3 medium bananas, peeled, cut in chunks and frozen

½ tsp vanilla extract

pinch salt

3 Tbsp cocoa powder

optional:

  • sweetener such as honey or maple syrup
  • 3-5 tbsps peanut butter or similar
  • 2-3 tbsps Greek yoghurt or buttermilk

Method

Place the metal ‘S’ blade in a food processor.

Combine the first four ingredients in the bowl and blend until smooth. Add the optional ingredients if you wish.

Serve immediately.

May be stored in a sealed container in the freezer, but remove at least 15 minutes before serving if you do so. The warmer the ice-cream the more it will resemble soft serve.

Variations:
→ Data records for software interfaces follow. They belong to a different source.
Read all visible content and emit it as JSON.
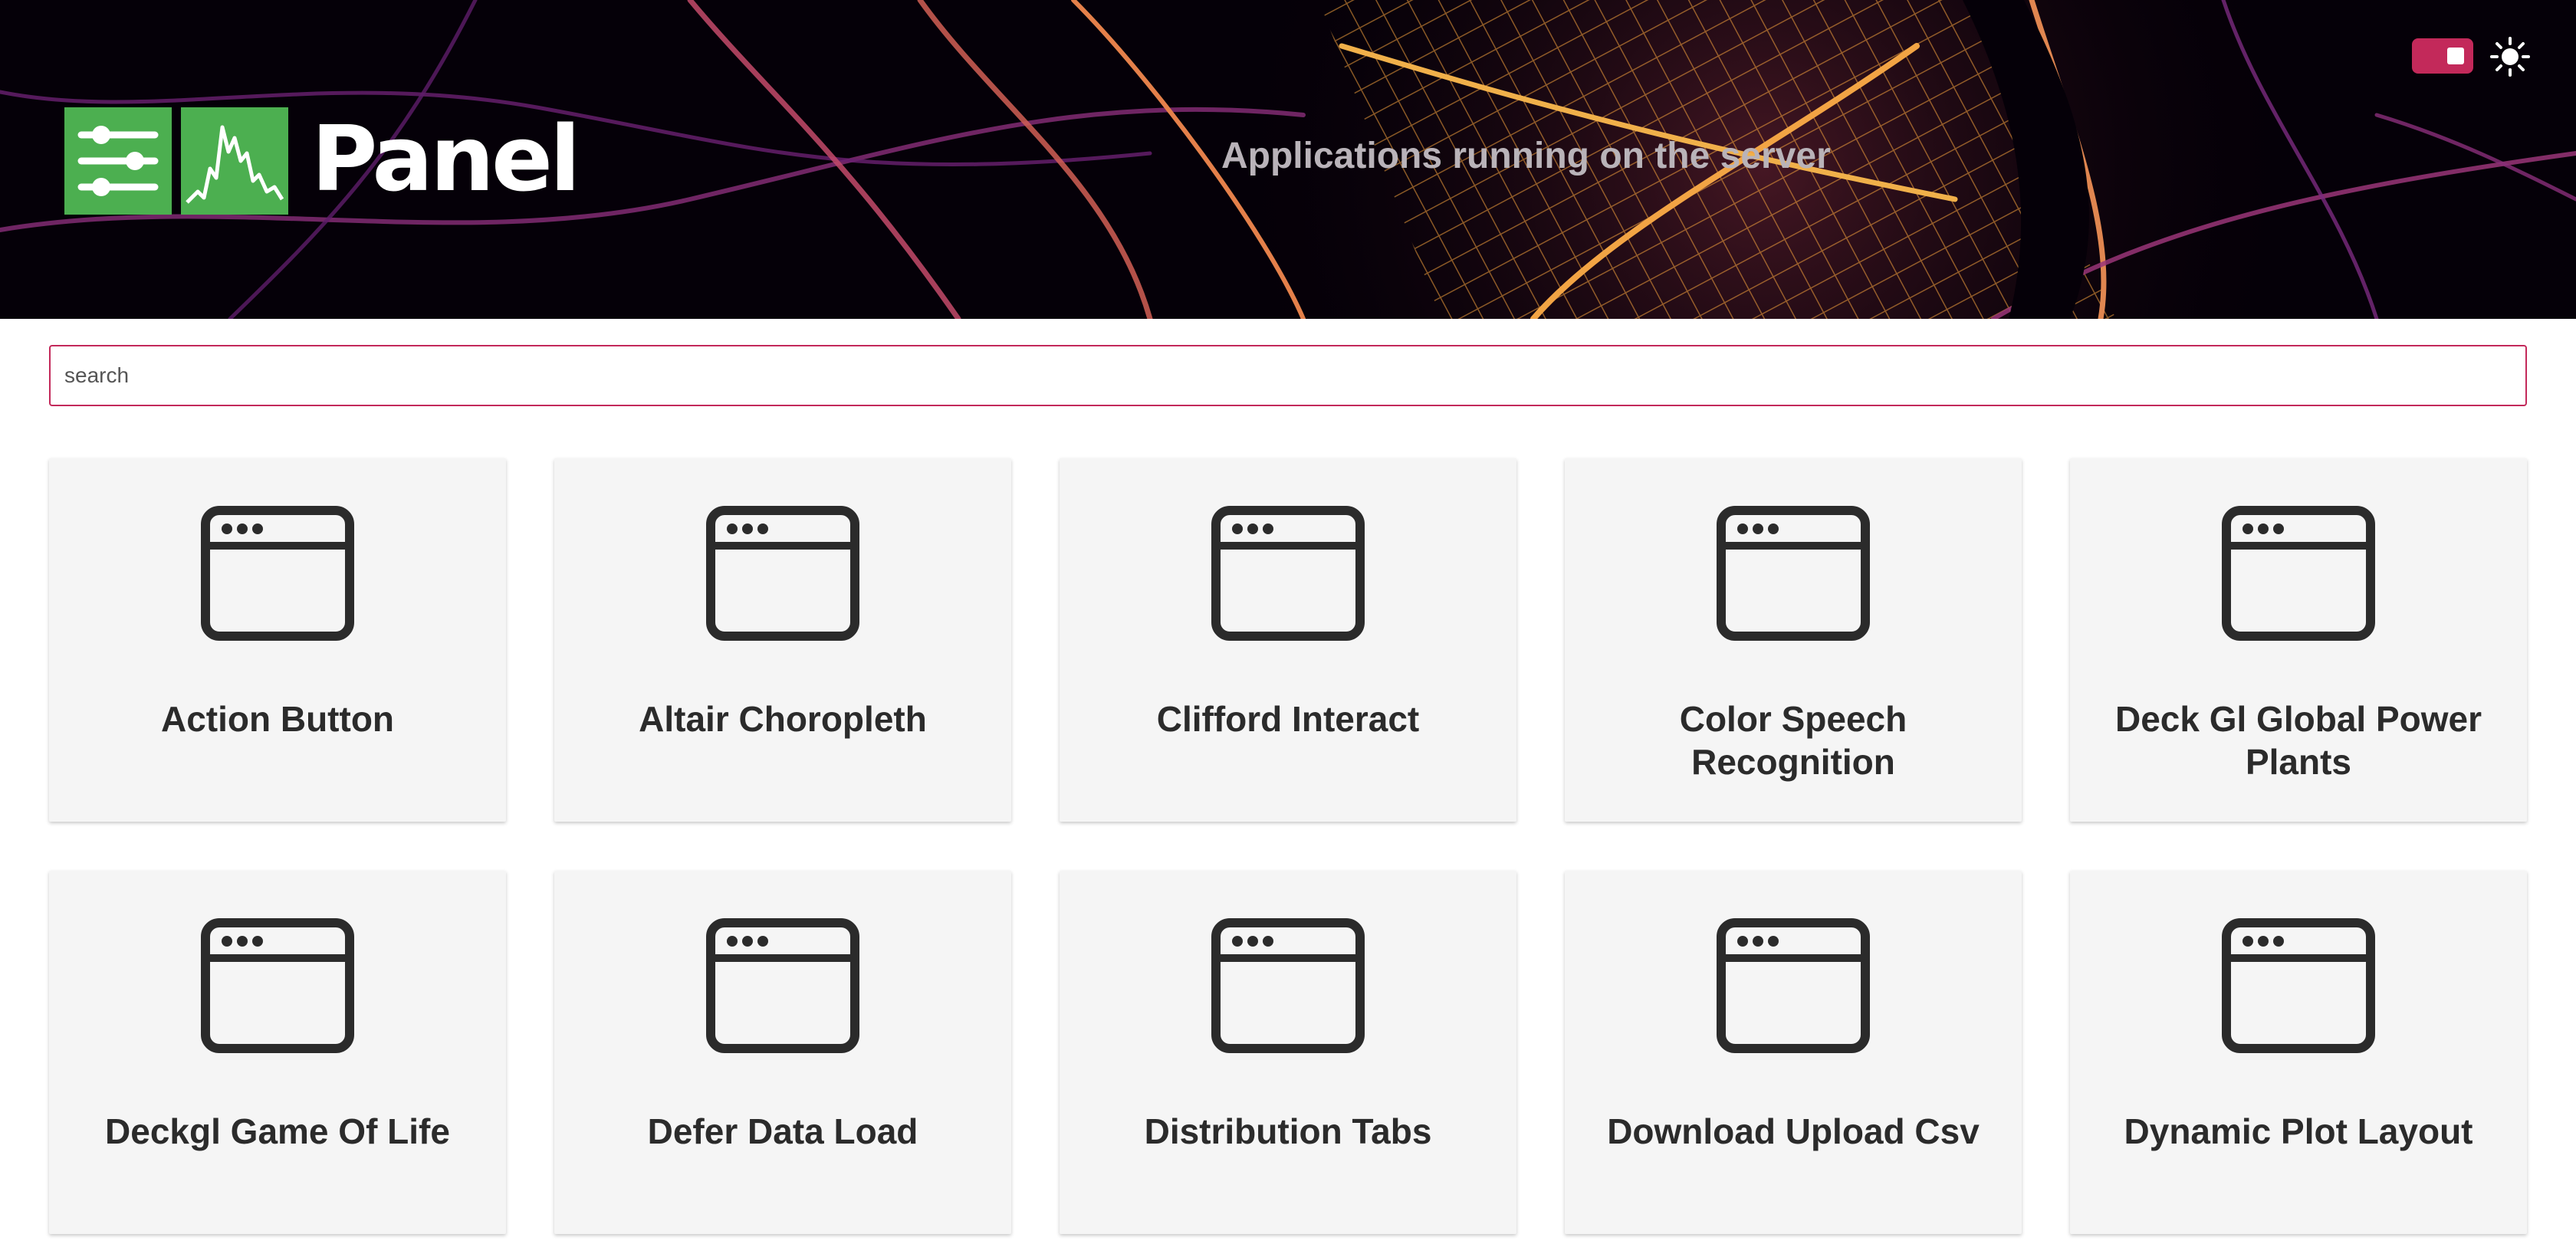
{
  "header": {
    "logo_text": "Panel",
    "title": "Applications running on the server",
    "theme_toggle_state": "on",
    "accent_color": "#c3295a",
    "logo_color": "#4caf50",
    "icons": [
      "sliders-icon",
      "line-chart-icon",
      "sun-icon"
    ]
  },
  "search": {
    "placeholder": "search",
    "value": ""
  },
  "apps": [
    {
      "title": "Action Button",
      "icon": "app-window-icon"
    },
    {
      "title": "Altair Choropleth",
      "icon": "app-window-icon"
    },
    {
      "title": "Clifford Interact",
      "icon": "app-window-icon"
    },
    {
      "title": "Color Speech Recognition",
      "icon": "app-window-icon"
    },
    {
      "title": "Deck Gl Global Power Plants",
      "icon": "app-window-icon"
    },
    {
      "title": "Deckgl Game Of Life",
      "icon": "app-window-icon"
    },
    {
      "title": "Defer Data Load",
      "icon": "app-window-icon"
    },
    {
      "title": "Distribution Tabs",
      "icon": "app-window-icon"
    },
    {
      "title": "Download Upload Csv",
      "icon": "app-window-icon"
    },
    {
      "title": "Dynamic Plot Layout",
      "icon": "app-window-icon"
    }
  ]
}
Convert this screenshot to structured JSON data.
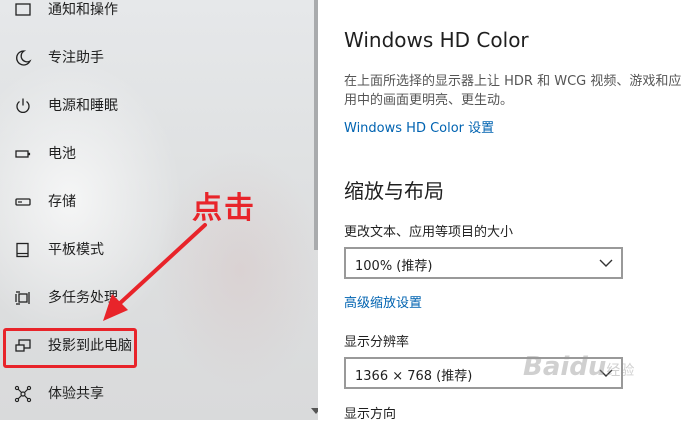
{
  "sidebar": {
    "items": [
      {
        "label": "通知和操作",
        "icon": "notification-icon"
      },
      {
        "label": "专注助手",
        "icon": "moon-icon"
      },
      {
        "label": "电源和睡眠",
        "icon": "power-icon"
      },
      {
        "label": "电池",
        "icon": "battery-icon"
      },
      {
        "label": "存储",
        "icon": "storage-icon"
      },
      {
        "label": "平板模式",
        "icon": "tablet-icon"
      },
      {
        "label": "多任务处理",
        "icon": "multitask-icon"
      },
      {
        "label": "投影到此电脑",
        "icon": "project-icon"
      },
      {
        "label": "体验共享",
        "icon": "share-icon"
      }
    ]
  },
  "annotation": {
    "text": "点击",
    "color": "#e8242a"
  },
  "main": {
    "hdr_title": "Windows HD Color",
    "hdr_desc": "在上面所选择的显示器上让 HDR 和 WCG 视频、游戏和应用中的画面更明亮、更生动。",
    "hdr_link": "Windows HD Color 设置",
    "scale_title": "缩放与布局",
    "scale_label": "更改文本、应用等项目的大小",
    "scale_value": "100% (推荐)",
    "advanced_link": "高级缩放设置",
    "resolution_label": "显示分辨率",
    "resolution_value": "1366 × 768 (推荐)",
    "orientation_label": "显示方向"
  },
  "colors": {
    "link": "#0063b1",
    "annotation": "#e8242a",
    "sidebar_bg": "#e0e2e3"
  },
  "watermark": {
    "main": "Baidu",
    "sub": "经验"
  }
}
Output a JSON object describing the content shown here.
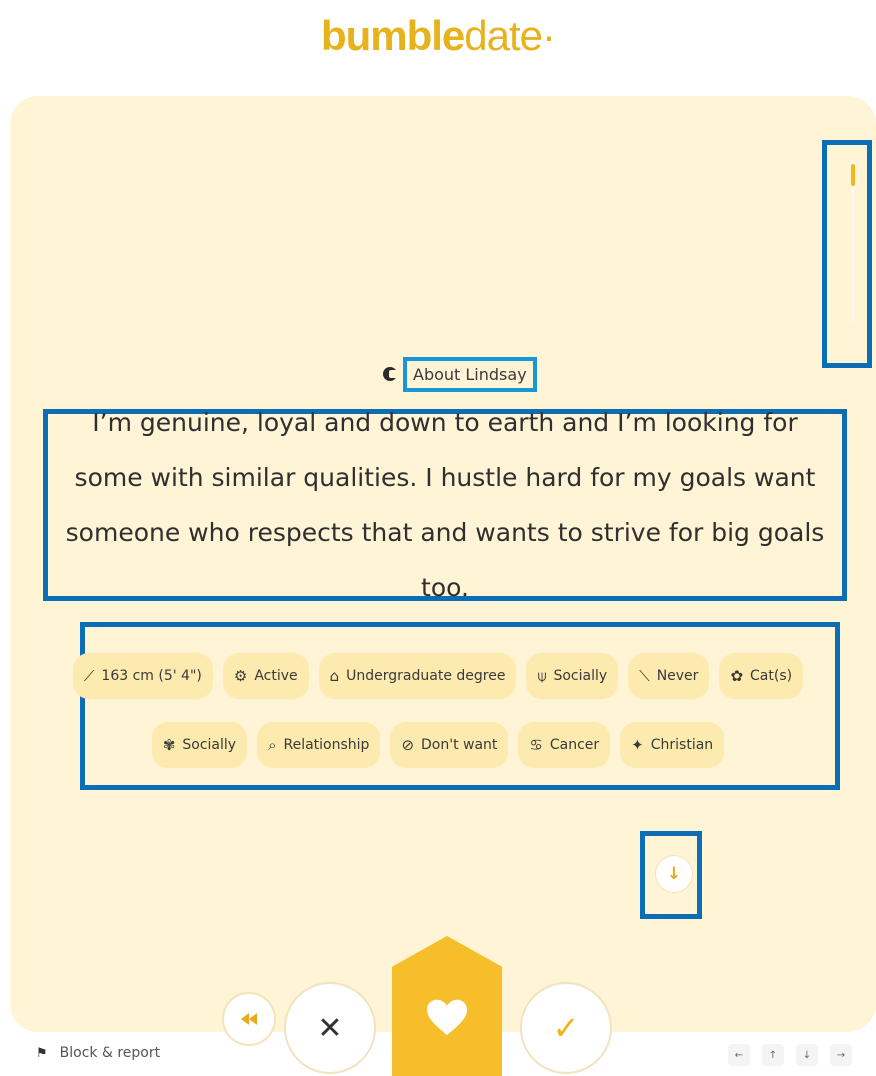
{
  "logo": {
    "part1": "bumble",
    "part2": "date",
    "dot": "·"
  },
  "about": {
    "label": "About Lindsay",
    "icon": "chat-bubble-icon"
  },
  "bio": "I’m genuine, loyal and down to earth and I’m looking for some with similar qualities. I hustle hard for my goals want someone who respects that and wants to strive for big goals too.",
  "chips_row1": [
    {
      "icon": "ruler-icon",
      "glyph": "⟋",
      "label": "163 cm (5' 4\")"
    },
    {
      "icon": "dumbbell-icon",
      "glyph": "⚙",
      "label": "Active"
    },
    {
      "icon": "graduation-cap-icon",
      "glyph": "⌂",
      "label": "Undergraduate degree"
    },
    {
      "icon": "wine-glass-icon",
      "glyph": "⍦",
      "label": "Socially"
    },
    {
      "icon": "smoking-icon",
      "glyph": "⟍",
      "label": "Never"
    },
    {
      "icon": "pet-paw-icon",
      "glyph": "✿",
      "label": "Cat(s)"
    }
  ],
  "chips_row2": [
    {
      "icon": "cannabis-icon",
      "glyph": "✾",
      "label": "Socially"
    },
    {
      "icon": "search-icon",
      "glyph": "⌕",
      "label": "Relationship"
    },
    {
      "icon": "children-icon",
      "glyph": "⊘",
      "label": "Don't want"
    },
    {
      "icon": "zodiac-icon",
      "glyph": "♋",
      "label": "Cancer"
    },
    {
      "icon": "religion-icon",
      "glyph": "✦",
      "label": "Christian"
    }
  ],
  "actions": {
    "rewind_icon": "rewind-icon",
    "pass_glyph": "✕",
    "like_icon": "heart-icon",
    "accept_glyph": "✓",
    "scroll_down_glyph": "↓"
  },
  "footer": {
    "report_label": "Block & report",
    "keys": [
      "←",
      "↑",
      "↓",
      "→"
    ]
  },
  "colors": {
    "accent": "#f6be2b",
    "card_bg": "#fff4d6",
    "chip_bg": "#fdeaae",
    "highlight": "#0b6db3"
  }
}
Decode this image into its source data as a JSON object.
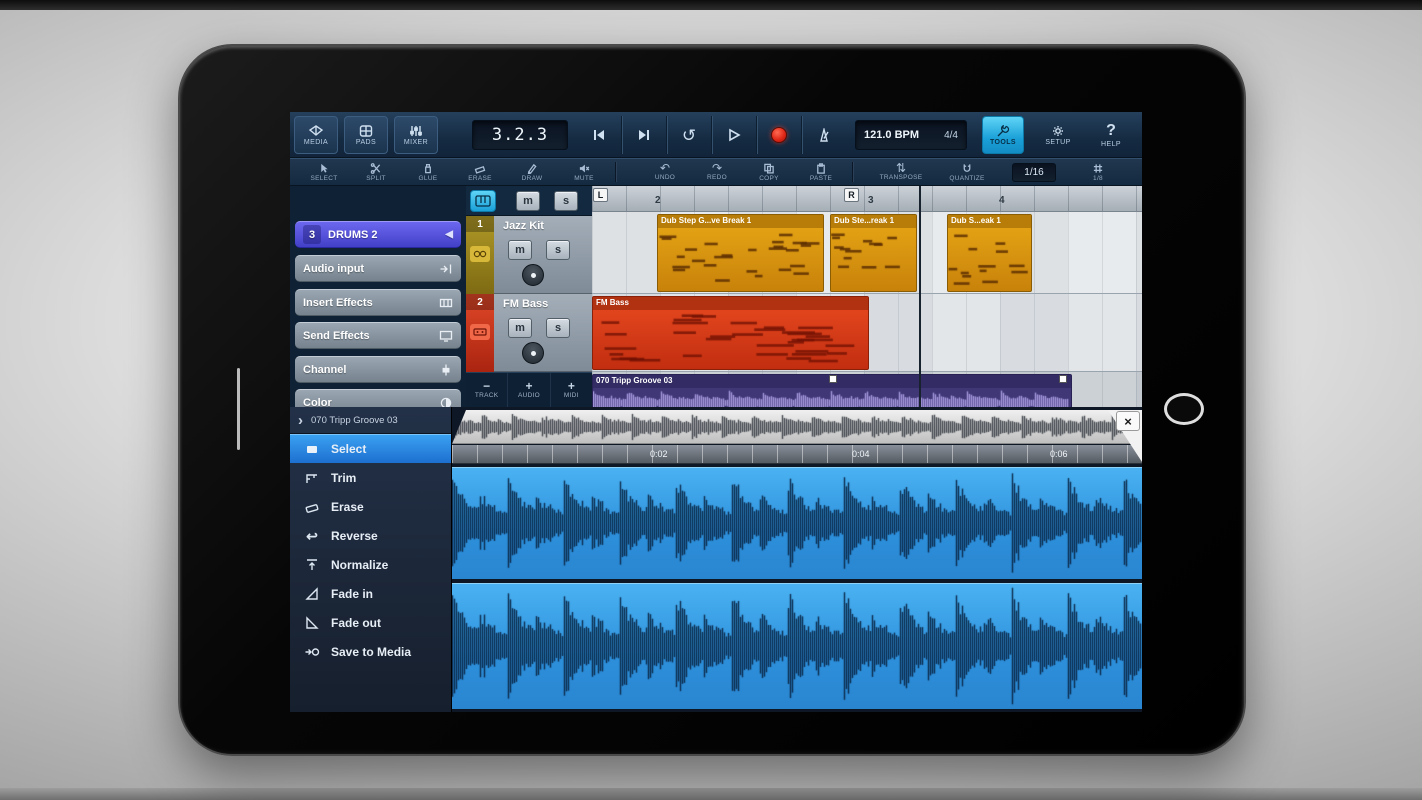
{
  "toolbar": {
    "media": "MEDIA",
    "pads": "PADS",
    "mixer": "MIXER",
    "position": "3.2.3",
    "bpm": "121.0 BPM",
    "timesig": "4/4",
    "tools": "TOOLS",
    "setup": "SETUP",
    "help": "HELP"
  },
  "editbar": {
    "select": "SELECT",
    "split": "SPLIT",
    "glue": "GLUE",
    "erase": "ERASE",
    "draw": "DRAW",
    "mute": "MUTE",
    "undo": "UNDO",
    "redo": "REDO",
    "copy": "COPY",
    "paste": "PASTE",
    "transpose": "TRANSPOSE",
    "quantize": "QUANTIZE",
    "quantize_value": "1/16",
    "grid_value": "1/8"
  },
  "inspector": {
    "selected_track_number": "3",
    "selected_track_name": "DRUMS 2",
    "audio_input": "Audio input",
    "insert_effects": "Insert Effects",
    "send_effects": "Send Effects",
    "channel": "Channel",
    "color": "Color"
  },
  "tracks": {
    "header_mute": "m",
    "header_solo": "s",
    "t1_num": "1",
    "t1_name": "Jazz Kit",
    "t1_mute": "m",
    "t1_solo": "s",
    "t2_num": "2",
    "t2_name": "FM Bass",
    "t2_mute": "m",
    "t2_solo": "s",
    "add_track": "TRACK",
    "add_audio": "AUDIO",
    "add_midi": "MIDI",
    "minus": "−",
    "plus": "+"
  },
  "ruler": {
    "bar2": "2",
    "bar3": "3",
    "bar4": "4",
    "left": "L",
    "right": "R"
  },
  "clips": {
    "midi1": "Dub Step G...ve Break 1",
    "midi2": "Dub Ste...reak 1",
    "midi3": "Dub S...eak 1",
    "bass": "FM Bass",
    "audio": "070 Tripp Groove 03"
  },
  "editor": {
    "title": "070 Tripp Groove 03",
    "menu": {
      "select": "Select",
      "trim": "Trim",
      "erase": "Erase",
      "reverse": "Reverse",
      "normalize": "Normalize",
      "fade_in": "Fade in",
      "fade_out": "Fade out",
      "save": "Save to Media"
    },
    "t1": "0:02",
    "t2": "0:04",
    "t3": "0:06"
  },
  "glyphs": {
    "close": "×",
    "expand": "›",
    "collapse": "◀",
    "undo": "↶",
    "redo": "↷",
    "cycle": "↺",
    "transpose": "⇅",
    "reverse": "↩",
    "help": "?"
  },
  "colors": {
    "tools_cyan": "#2fb4e8",
    "record_red": "#e02818",
    "menu_selected_blue": "#2a86e0",
    "track1_olive": "#9a8418",
    "track2_red": "#d83418",
    "clip_orange": "#d89010",
    "clip_purple": "#453c7e",
    "wave_blue": "#2f97e0"
  }
}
  • Mix through chopped nuts or choc chips.
  • Use another frozen fruit e.g. strawberries, blueberries, frozen mango etc., instead of the cocoa powder for a fruit flavoured dessert.